[Stored entries]
== Segment start ==

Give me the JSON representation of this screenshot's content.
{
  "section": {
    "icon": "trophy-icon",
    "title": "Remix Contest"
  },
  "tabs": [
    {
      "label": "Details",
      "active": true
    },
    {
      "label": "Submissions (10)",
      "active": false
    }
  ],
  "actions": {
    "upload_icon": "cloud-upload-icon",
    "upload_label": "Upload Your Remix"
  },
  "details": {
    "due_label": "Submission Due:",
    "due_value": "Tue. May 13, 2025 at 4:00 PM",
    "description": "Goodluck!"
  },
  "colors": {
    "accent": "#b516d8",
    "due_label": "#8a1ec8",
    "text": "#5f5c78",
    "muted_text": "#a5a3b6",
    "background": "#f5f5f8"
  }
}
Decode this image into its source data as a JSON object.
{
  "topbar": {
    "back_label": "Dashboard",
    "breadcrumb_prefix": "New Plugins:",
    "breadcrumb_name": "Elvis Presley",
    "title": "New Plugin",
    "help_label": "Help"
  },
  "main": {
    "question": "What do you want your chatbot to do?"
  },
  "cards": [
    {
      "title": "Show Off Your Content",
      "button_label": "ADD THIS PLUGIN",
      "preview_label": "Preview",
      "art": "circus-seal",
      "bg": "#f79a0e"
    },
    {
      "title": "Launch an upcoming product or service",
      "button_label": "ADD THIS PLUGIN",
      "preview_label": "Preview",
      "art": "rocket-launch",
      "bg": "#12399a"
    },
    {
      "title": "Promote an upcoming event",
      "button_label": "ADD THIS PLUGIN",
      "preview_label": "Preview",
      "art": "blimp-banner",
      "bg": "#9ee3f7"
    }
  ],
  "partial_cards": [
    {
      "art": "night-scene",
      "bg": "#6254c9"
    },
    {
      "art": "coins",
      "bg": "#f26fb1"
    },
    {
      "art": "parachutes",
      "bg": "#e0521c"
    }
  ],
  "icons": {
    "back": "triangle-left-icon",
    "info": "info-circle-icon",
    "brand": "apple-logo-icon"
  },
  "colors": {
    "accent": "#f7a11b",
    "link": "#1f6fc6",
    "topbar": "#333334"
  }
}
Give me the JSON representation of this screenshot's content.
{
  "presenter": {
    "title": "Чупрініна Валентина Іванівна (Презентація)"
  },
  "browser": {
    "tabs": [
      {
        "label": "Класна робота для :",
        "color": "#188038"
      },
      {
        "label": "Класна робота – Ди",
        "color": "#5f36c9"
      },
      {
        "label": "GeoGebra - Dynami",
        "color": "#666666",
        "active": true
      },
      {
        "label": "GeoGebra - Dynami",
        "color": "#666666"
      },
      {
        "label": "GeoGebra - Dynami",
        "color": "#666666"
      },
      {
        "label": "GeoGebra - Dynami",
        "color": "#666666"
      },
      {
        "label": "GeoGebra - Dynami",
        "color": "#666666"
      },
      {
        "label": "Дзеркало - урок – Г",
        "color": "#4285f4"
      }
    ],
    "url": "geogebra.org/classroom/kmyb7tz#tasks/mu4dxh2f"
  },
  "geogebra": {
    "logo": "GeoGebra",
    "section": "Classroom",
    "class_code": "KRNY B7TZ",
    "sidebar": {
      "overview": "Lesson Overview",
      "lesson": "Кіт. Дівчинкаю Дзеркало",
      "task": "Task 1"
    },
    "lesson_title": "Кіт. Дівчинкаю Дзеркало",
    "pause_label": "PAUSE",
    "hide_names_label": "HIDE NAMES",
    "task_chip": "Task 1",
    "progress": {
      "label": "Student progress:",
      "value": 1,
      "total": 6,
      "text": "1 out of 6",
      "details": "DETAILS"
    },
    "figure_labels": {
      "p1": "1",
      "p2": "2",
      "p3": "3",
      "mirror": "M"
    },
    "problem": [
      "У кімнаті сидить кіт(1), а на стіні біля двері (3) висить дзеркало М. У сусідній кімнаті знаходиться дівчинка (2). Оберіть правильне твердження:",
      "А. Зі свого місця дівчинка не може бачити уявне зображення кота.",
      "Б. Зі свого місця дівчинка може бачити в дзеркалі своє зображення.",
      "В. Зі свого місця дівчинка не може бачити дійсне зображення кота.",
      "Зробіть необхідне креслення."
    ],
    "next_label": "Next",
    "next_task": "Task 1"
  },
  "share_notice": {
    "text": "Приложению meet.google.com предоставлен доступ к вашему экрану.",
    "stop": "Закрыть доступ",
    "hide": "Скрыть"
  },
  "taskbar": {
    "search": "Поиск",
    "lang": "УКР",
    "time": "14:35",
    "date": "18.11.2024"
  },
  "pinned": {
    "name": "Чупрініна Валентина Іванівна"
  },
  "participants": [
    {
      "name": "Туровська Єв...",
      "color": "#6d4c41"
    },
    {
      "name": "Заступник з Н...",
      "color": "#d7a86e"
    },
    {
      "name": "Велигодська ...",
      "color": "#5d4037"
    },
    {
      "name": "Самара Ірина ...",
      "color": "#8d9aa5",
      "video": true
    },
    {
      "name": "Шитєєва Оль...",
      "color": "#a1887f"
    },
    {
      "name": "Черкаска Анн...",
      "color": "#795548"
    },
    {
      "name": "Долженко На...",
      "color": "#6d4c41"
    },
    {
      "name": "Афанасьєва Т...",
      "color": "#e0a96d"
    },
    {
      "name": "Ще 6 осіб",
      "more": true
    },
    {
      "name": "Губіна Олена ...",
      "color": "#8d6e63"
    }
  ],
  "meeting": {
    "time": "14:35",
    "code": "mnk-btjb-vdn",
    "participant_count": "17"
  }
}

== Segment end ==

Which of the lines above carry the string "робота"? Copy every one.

### Your solution
        "label": "Класна робота для :",
        "label": "Класна робота – Ди",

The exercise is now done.